# REQUIRED WORK
Write out each line from the data below that includes the word "description".

# Page and application data records
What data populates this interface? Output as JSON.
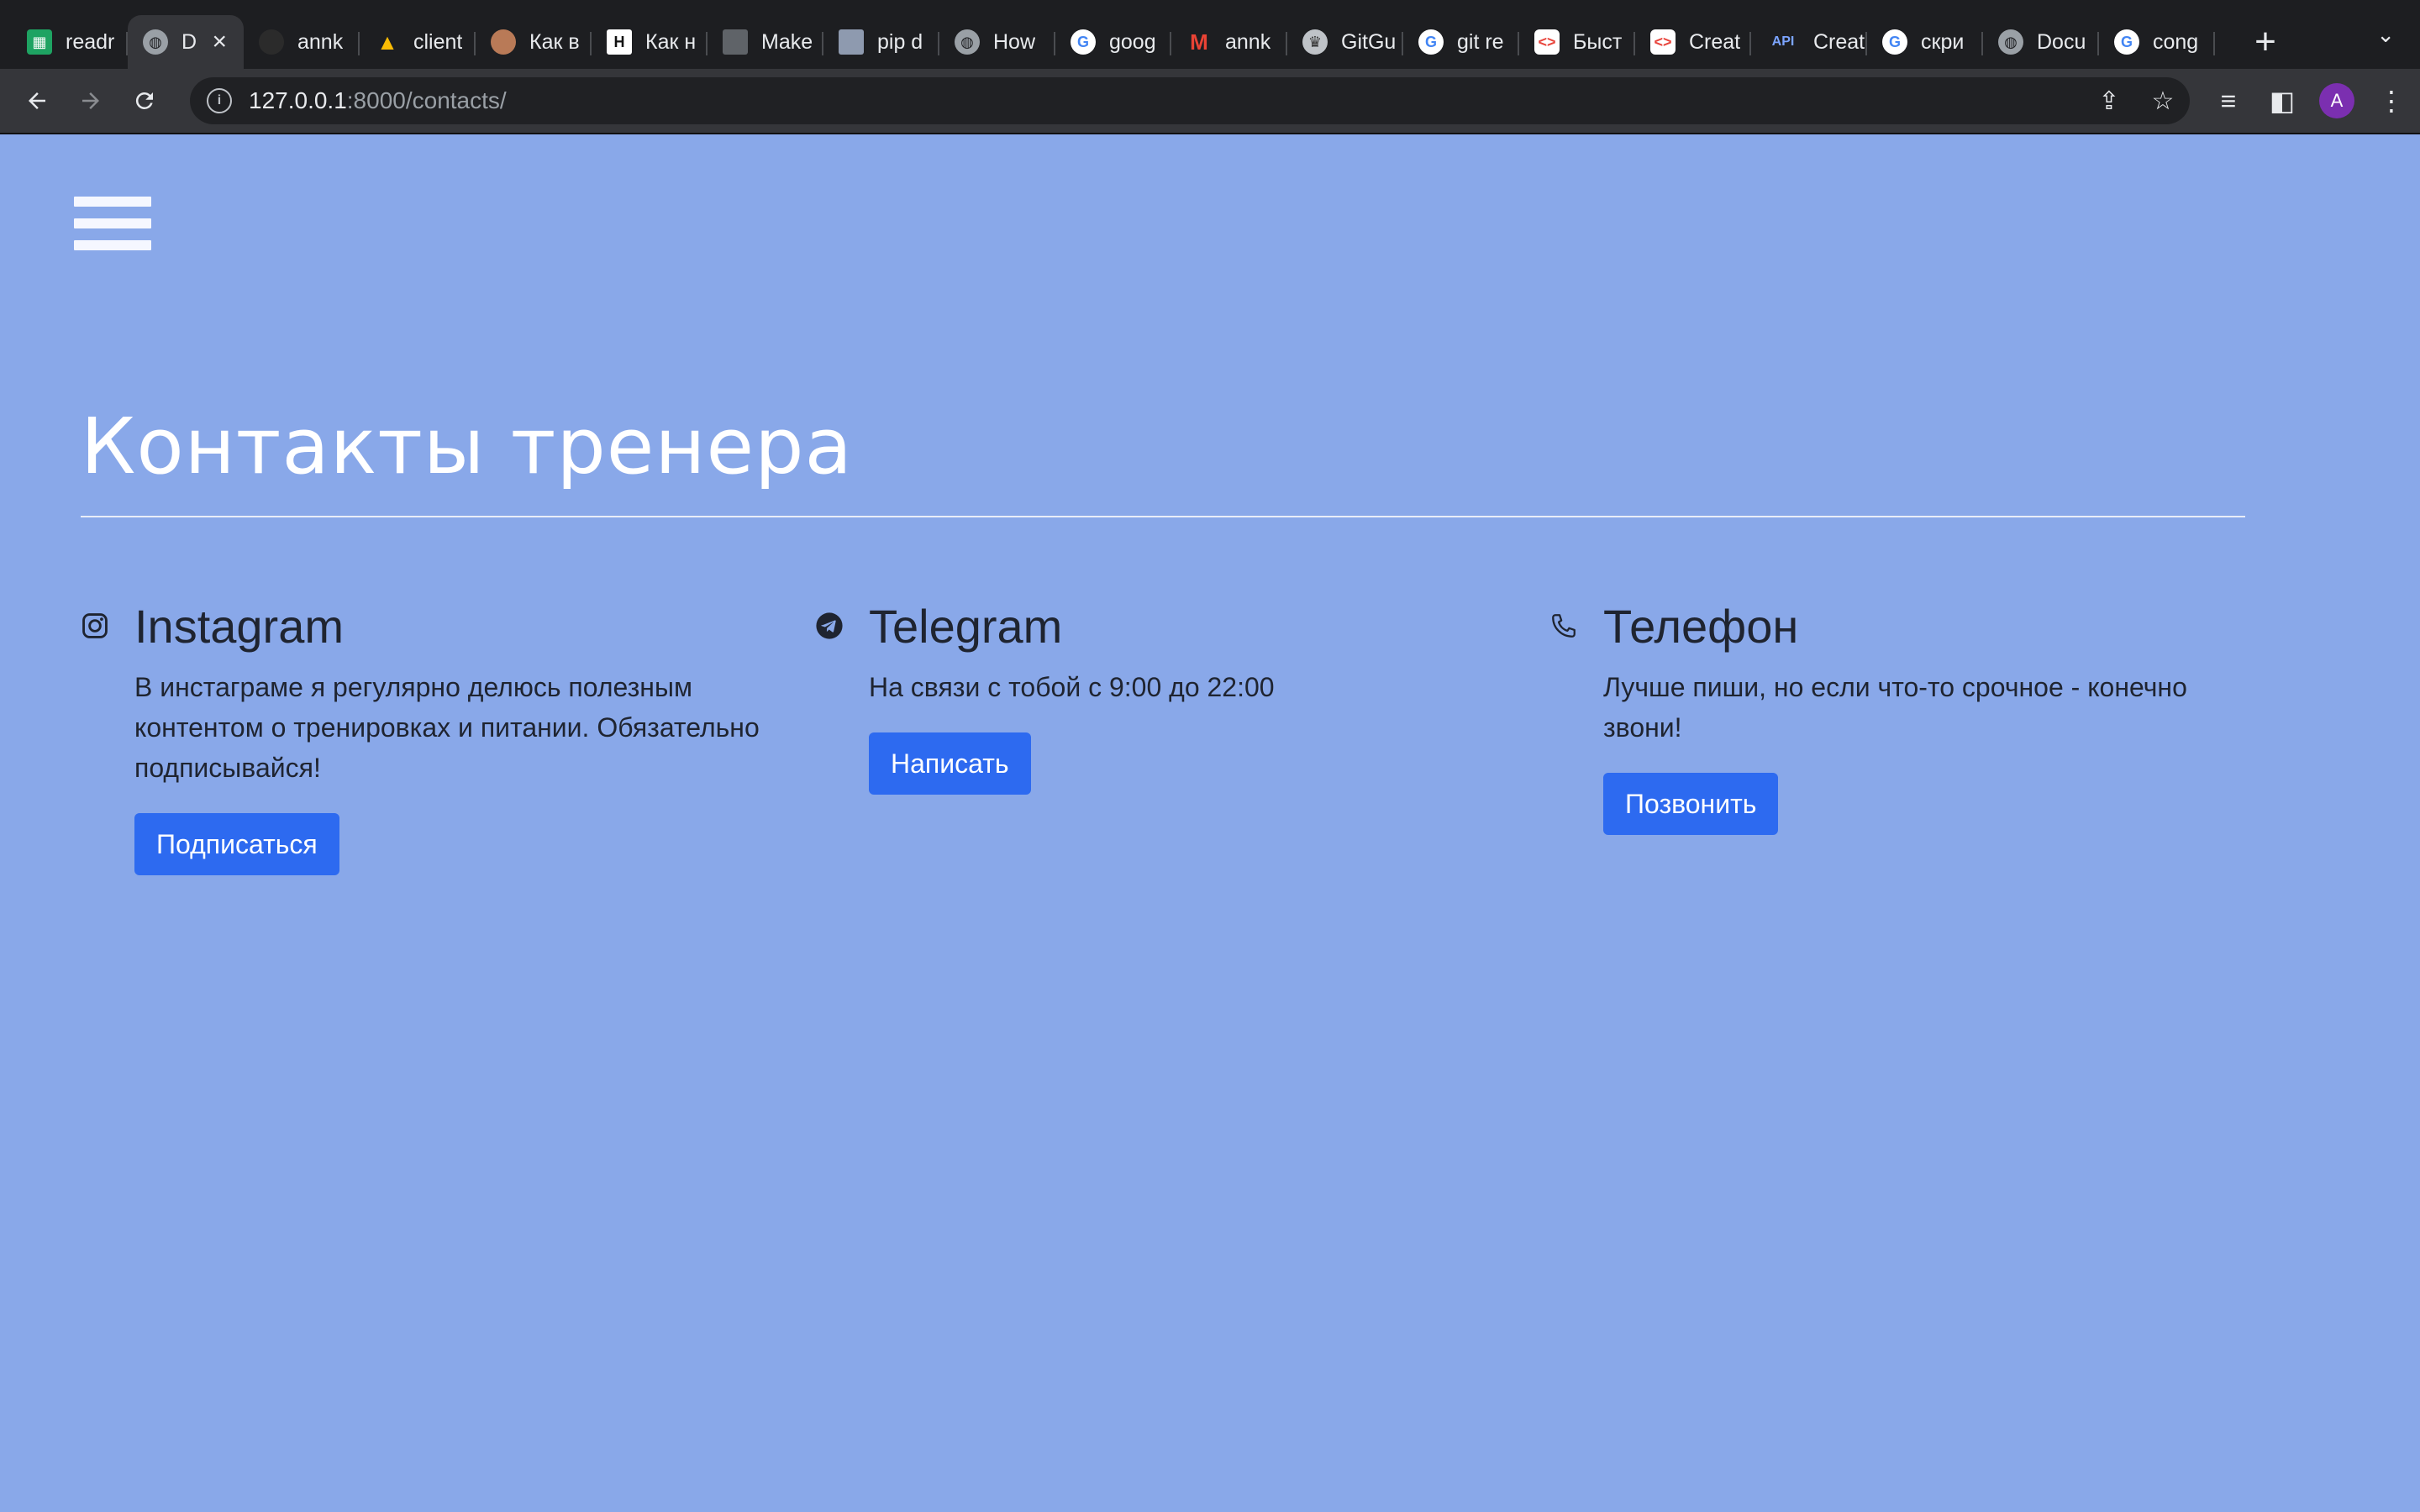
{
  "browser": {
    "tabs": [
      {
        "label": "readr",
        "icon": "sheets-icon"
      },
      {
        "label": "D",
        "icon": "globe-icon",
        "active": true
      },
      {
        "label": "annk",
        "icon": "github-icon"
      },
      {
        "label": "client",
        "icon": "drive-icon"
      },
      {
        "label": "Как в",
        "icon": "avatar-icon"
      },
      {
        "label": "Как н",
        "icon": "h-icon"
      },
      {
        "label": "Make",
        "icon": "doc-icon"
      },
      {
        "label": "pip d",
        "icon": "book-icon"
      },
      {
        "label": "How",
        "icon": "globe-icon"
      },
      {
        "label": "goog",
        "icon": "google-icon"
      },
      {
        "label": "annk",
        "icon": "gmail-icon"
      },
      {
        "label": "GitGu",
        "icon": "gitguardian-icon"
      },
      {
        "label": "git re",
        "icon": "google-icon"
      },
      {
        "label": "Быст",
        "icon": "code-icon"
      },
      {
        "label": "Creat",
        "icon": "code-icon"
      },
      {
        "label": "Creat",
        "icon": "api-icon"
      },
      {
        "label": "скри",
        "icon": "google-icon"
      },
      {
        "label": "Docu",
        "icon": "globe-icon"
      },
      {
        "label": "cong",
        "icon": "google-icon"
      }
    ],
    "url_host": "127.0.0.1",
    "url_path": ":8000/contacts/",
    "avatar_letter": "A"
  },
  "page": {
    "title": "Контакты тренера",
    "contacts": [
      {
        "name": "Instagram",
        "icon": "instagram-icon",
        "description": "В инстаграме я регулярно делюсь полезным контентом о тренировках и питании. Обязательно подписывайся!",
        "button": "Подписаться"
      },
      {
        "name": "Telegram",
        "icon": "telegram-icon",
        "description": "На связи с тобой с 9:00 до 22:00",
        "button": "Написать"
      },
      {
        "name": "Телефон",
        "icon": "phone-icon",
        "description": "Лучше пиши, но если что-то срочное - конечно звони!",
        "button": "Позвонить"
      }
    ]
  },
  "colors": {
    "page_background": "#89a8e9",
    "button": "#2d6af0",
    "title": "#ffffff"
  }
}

# ANSWER TO THIS PROBLEM
        "description": "В инстаграме я регулярно делюсь полезным контентом о тренировках и питании. Обязательно подписывайся!",
        "description": "На связи с тобой с 9:00 до 22:00",
        "description": "Лучше пиши, но если что-то срочное - конечно звони!",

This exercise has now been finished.